What you should do: This task calls for copying each line below that contains "image".

Page and application data records
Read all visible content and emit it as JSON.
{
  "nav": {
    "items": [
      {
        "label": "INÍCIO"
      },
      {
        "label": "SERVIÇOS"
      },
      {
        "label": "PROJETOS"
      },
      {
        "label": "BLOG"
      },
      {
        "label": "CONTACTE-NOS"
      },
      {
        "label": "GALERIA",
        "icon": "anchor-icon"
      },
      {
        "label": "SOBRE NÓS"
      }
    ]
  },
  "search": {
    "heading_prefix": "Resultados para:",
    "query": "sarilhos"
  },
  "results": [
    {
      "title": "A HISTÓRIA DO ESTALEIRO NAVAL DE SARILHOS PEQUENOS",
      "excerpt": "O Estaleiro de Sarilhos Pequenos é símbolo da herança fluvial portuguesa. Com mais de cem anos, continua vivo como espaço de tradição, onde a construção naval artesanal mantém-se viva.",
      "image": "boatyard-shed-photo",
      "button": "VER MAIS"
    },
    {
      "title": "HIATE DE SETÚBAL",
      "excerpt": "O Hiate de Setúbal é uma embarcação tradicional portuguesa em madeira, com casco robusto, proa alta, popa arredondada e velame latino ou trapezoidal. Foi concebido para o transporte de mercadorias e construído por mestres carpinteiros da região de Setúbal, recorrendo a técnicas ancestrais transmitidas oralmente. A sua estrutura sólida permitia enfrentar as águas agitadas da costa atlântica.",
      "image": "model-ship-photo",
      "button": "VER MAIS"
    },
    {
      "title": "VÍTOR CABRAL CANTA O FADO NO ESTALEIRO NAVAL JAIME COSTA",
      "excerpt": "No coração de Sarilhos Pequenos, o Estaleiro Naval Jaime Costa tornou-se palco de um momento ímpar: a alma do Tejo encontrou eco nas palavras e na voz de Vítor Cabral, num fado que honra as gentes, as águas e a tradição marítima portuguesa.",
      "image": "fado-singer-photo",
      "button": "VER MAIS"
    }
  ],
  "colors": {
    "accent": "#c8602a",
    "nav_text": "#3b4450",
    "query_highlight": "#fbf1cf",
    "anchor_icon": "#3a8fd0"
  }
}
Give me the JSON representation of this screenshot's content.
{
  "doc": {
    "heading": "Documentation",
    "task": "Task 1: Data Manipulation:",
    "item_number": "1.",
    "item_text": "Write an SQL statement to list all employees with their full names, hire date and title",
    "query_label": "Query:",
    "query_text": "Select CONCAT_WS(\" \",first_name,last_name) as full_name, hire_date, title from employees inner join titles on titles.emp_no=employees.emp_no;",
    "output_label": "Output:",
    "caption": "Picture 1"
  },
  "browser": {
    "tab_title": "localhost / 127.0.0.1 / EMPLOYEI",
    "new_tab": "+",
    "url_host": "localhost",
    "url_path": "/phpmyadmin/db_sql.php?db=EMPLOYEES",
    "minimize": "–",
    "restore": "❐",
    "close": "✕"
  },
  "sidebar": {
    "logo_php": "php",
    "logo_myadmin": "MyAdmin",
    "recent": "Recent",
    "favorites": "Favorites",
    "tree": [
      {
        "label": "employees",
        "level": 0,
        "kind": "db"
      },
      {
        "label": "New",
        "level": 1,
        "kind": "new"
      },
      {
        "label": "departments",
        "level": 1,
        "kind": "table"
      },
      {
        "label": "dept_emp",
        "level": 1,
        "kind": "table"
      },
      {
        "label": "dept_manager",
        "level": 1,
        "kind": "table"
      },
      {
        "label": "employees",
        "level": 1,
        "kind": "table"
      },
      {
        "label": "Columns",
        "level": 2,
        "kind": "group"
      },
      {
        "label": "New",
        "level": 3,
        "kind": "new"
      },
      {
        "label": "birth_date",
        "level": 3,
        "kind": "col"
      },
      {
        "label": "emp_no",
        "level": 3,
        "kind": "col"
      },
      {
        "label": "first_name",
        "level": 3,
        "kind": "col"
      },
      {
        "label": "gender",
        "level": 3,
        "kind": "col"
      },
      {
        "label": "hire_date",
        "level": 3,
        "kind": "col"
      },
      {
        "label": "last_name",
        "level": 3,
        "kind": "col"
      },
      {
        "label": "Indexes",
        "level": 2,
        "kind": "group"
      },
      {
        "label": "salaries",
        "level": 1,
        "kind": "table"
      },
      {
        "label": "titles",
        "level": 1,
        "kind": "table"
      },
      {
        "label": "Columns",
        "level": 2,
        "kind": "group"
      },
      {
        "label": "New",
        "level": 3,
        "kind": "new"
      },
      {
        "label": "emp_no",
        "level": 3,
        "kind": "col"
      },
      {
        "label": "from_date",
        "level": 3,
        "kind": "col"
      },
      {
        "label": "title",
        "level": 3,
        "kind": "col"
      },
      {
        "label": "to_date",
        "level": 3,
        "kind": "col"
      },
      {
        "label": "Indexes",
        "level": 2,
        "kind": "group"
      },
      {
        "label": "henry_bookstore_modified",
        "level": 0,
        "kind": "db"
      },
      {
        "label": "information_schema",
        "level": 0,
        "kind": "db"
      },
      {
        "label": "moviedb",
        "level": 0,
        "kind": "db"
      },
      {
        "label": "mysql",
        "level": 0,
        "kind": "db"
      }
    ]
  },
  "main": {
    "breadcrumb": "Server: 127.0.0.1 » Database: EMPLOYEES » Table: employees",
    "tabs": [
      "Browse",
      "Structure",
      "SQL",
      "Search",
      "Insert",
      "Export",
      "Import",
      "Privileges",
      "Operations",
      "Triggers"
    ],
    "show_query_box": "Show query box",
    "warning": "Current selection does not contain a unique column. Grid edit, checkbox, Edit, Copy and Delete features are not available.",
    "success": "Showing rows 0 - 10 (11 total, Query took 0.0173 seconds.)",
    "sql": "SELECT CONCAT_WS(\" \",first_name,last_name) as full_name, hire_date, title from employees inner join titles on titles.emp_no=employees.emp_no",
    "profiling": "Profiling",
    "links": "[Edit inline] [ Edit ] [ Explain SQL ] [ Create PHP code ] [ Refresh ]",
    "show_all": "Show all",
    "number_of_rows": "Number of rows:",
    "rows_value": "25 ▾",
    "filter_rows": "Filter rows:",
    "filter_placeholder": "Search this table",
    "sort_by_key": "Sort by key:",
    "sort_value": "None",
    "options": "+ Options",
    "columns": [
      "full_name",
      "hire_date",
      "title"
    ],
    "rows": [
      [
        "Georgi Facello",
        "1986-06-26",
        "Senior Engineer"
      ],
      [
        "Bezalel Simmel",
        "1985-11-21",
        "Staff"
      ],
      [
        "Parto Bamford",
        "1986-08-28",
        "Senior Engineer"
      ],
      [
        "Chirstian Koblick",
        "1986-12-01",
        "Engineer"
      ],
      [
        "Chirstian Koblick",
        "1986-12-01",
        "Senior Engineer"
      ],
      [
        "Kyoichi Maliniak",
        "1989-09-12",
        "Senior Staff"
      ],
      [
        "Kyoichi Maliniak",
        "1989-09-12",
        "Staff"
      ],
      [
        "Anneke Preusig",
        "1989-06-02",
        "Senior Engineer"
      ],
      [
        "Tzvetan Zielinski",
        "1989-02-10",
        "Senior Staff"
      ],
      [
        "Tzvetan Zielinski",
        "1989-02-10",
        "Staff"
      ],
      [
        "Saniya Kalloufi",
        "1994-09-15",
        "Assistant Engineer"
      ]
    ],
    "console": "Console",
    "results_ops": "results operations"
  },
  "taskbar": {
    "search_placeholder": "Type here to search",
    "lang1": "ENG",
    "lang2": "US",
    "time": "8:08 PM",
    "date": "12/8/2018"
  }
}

Reply to the exercise:
      "image": "boatyard-shed-photo",
      "image": "model-ship-photo",
      "image": "fado-singer-photo",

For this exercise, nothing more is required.